Electric vehicles are being reintroduced as a compulsory measure from 2040, however it seems motorists are still wary and reluctant to invest in something that doesn’t meet the same reliability for long distance driving as their electric counterparts. That being said, Tesla's and Nissan Leaf’s seem to be more prominent on UK roads and judging by sales and demand, proves there are a small group of consumers eager to make the crossover to EV’s.
However the current technology doesn’t stop at electric vehicles; autonomous vehicles (driver-less) are being introduced as a revolutionary new way to travel and are already undertaking road tests overseas.
Google, BMW, Nissan and Ford have all been reported to be experimenting with autonomous vehicles in California for the past eight years. The world of autonomous vehicle manufacturing seems to have picked up speed and has attracted significant media attention. Manufacturers such as Audi and Tesla have been seen to be investing heavily in research and development to get these tech driven machines on UK roads as soon as possible.
The UK government have apparently invested funds exceeding one hundred million pounds in the development of driver-less cars and it’s reported that a fleet of autonomous vehicles will be tested on a UK motorway between London and Oxford in 2019. The organisation behind the test are Oxbotica ‘a leading consortium of companies that will help to further cement the UK’s reputation as a world leader in the development of autonomous vehicles.’ (Oxbotica). For the planned trial the ‘vehicles will be operating at Level 4 autonomy – meaning they have the capability of performing all safety-critical driving functions and monitoring roadway conditions for an entire trip, with zero-passenger occupancy.’ (Oxbotica).
On the topic of zero emissions and zero driver occupancy’s, the latest revelation for the automotive industry is the proposal for zero road contact vehicles.

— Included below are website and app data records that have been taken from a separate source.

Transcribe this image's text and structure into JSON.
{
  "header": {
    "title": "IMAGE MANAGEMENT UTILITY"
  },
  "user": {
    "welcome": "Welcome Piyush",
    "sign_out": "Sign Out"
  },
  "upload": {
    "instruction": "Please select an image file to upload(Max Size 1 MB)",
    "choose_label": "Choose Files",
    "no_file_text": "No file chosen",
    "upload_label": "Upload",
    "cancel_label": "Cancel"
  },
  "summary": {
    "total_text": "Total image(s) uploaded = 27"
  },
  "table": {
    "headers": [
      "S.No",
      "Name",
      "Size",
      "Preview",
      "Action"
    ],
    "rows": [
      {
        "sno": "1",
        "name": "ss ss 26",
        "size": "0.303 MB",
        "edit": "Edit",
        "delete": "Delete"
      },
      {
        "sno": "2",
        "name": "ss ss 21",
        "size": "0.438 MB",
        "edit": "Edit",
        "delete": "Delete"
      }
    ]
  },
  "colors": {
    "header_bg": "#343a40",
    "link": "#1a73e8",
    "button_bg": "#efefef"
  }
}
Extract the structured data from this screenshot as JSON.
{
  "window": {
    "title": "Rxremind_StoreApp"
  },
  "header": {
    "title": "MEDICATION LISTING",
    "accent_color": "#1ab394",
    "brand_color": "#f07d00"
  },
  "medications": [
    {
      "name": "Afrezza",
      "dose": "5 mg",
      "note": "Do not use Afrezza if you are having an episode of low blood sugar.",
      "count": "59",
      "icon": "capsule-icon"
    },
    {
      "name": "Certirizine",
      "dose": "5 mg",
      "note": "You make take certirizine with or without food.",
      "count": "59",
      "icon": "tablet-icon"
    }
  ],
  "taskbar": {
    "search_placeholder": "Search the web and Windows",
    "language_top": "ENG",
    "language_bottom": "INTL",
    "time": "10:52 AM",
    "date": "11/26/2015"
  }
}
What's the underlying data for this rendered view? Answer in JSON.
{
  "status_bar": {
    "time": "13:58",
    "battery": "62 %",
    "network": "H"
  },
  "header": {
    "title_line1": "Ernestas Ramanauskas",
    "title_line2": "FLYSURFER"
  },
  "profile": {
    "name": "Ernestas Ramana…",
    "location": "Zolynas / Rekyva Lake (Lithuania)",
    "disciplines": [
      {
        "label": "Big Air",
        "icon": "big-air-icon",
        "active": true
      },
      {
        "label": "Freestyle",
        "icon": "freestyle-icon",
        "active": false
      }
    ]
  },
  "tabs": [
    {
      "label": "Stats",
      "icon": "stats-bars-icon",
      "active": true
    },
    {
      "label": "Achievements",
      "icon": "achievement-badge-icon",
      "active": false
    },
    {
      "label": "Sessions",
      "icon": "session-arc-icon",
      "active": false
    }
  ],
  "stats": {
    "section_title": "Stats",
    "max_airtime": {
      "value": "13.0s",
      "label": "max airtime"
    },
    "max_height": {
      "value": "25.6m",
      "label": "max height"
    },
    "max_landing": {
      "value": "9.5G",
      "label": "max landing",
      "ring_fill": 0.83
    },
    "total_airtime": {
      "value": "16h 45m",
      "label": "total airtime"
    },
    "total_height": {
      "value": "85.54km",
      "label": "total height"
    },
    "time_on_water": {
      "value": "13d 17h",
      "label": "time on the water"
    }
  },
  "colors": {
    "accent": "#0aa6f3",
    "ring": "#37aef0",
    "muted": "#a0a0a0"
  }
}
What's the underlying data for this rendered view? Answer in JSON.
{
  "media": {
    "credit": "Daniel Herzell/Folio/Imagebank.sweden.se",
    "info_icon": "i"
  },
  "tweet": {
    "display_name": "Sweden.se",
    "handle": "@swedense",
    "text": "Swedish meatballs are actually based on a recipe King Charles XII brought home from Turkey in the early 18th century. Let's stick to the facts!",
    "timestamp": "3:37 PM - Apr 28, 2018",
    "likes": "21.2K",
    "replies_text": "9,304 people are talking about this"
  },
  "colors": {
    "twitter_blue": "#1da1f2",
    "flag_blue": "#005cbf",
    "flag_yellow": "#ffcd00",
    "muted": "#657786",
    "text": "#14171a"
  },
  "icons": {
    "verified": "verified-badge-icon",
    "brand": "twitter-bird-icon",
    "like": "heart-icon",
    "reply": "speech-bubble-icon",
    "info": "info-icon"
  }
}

Could you imagine sitting in a vehicle with no steering wheel, pedals or gearbox? Relying solely on computers, cameras and lasers to get you safely from A to B. Well if that makes you wary you could always opt for public transport… Why not call your local flying taxi! Daimler Chrysler have reportedly invested thirty million dollars in aviation company Volocopter. Based in Stuttgart, Volocopter are a German company with plans to create an emission free, noise free flying taxi with the ability to carry up to 5 passengers. “Volocopter plans on carrying out a public demonstration of its electric heli-taxi in Dubai later this year. Dubai has been selected as a test site due to the city’s desire to automate 25 percent of its public transportation initiatives by the year 2030.” (Autoguide)